Excerpts from an interface dataset:
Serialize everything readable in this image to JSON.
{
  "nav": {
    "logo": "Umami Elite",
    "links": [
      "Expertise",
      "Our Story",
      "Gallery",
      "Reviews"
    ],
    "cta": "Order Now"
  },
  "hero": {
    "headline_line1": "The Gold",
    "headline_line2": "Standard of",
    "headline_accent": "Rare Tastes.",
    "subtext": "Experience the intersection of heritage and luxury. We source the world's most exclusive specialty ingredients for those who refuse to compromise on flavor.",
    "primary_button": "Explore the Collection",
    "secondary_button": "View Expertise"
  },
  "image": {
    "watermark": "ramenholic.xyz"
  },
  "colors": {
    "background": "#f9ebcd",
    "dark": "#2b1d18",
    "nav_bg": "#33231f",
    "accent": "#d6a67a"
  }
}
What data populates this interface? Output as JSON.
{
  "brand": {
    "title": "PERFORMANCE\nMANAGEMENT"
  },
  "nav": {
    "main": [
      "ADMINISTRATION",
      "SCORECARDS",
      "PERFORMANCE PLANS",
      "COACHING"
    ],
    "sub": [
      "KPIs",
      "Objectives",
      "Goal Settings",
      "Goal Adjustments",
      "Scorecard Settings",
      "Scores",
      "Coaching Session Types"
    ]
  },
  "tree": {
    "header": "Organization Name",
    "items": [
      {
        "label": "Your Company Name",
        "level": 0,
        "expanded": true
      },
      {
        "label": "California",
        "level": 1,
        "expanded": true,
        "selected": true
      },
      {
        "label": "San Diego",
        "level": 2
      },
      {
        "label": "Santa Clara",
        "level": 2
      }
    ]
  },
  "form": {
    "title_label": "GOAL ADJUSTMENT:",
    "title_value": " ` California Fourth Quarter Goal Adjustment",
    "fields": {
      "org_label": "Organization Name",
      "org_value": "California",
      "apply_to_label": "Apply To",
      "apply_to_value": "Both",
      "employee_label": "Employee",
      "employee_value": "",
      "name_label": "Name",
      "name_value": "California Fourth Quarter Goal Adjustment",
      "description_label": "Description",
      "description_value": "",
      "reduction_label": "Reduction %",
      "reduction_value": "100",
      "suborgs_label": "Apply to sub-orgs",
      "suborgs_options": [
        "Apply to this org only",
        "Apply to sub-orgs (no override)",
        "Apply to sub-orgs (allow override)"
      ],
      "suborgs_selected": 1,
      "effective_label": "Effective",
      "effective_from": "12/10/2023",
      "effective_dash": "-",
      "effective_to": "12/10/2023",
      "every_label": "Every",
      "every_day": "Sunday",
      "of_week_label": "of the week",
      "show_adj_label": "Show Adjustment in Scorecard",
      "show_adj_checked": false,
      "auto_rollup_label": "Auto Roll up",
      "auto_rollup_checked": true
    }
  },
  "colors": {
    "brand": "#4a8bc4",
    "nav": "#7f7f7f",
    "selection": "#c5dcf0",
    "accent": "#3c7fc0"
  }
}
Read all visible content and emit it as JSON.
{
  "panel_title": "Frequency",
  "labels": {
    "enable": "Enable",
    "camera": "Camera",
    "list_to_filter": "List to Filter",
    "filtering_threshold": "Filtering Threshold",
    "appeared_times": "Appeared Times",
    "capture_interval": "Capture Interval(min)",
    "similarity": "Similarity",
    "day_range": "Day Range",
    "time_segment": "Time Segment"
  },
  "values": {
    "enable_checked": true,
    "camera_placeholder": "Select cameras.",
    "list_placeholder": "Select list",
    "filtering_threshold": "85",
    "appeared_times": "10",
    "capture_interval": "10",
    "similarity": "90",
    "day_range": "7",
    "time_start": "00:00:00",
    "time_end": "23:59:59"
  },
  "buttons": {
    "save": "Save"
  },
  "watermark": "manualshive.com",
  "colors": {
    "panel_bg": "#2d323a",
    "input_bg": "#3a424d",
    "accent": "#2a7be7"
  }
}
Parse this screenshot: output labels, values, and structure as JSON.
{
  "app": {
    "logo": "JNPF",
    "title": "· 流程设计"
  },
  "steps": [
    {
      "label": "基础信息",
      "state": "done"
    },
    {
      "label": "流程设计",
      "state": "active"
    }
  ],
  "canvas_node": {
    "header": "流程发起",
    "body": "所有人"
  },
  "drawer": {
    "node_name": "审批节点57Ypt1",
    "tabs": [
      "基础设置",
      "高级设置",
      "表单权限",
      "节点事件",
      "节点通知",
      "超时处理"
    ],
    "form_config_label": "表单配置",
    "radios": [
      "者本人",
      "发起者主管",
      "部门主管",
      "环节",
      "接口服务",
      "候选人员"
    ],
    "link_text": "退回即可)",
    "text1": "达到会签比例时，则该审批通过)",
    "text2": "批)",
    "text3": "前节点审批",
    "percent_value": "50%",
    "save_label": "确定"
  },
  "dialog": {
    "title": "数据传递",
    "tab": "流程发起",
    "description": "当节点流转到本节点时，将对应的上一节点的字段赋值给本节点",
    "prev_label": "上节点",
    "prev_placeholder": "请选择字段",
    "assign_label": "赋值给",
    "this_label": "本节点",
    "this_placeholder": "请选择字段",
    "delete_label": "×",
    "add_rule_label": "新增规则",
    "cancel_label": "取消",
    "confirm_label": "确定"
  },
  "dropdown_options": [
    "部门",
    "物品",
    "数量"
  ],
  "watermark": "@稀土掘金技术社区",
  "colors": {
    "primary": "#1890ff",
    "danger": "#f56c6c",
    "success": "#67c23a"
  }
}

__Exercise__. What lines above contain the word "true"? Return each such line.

__Written solution__.
        "expanded": true
        "expanded": true,
        "selected": true
      "auto_rollup_checked": true
    "enable_checked": true,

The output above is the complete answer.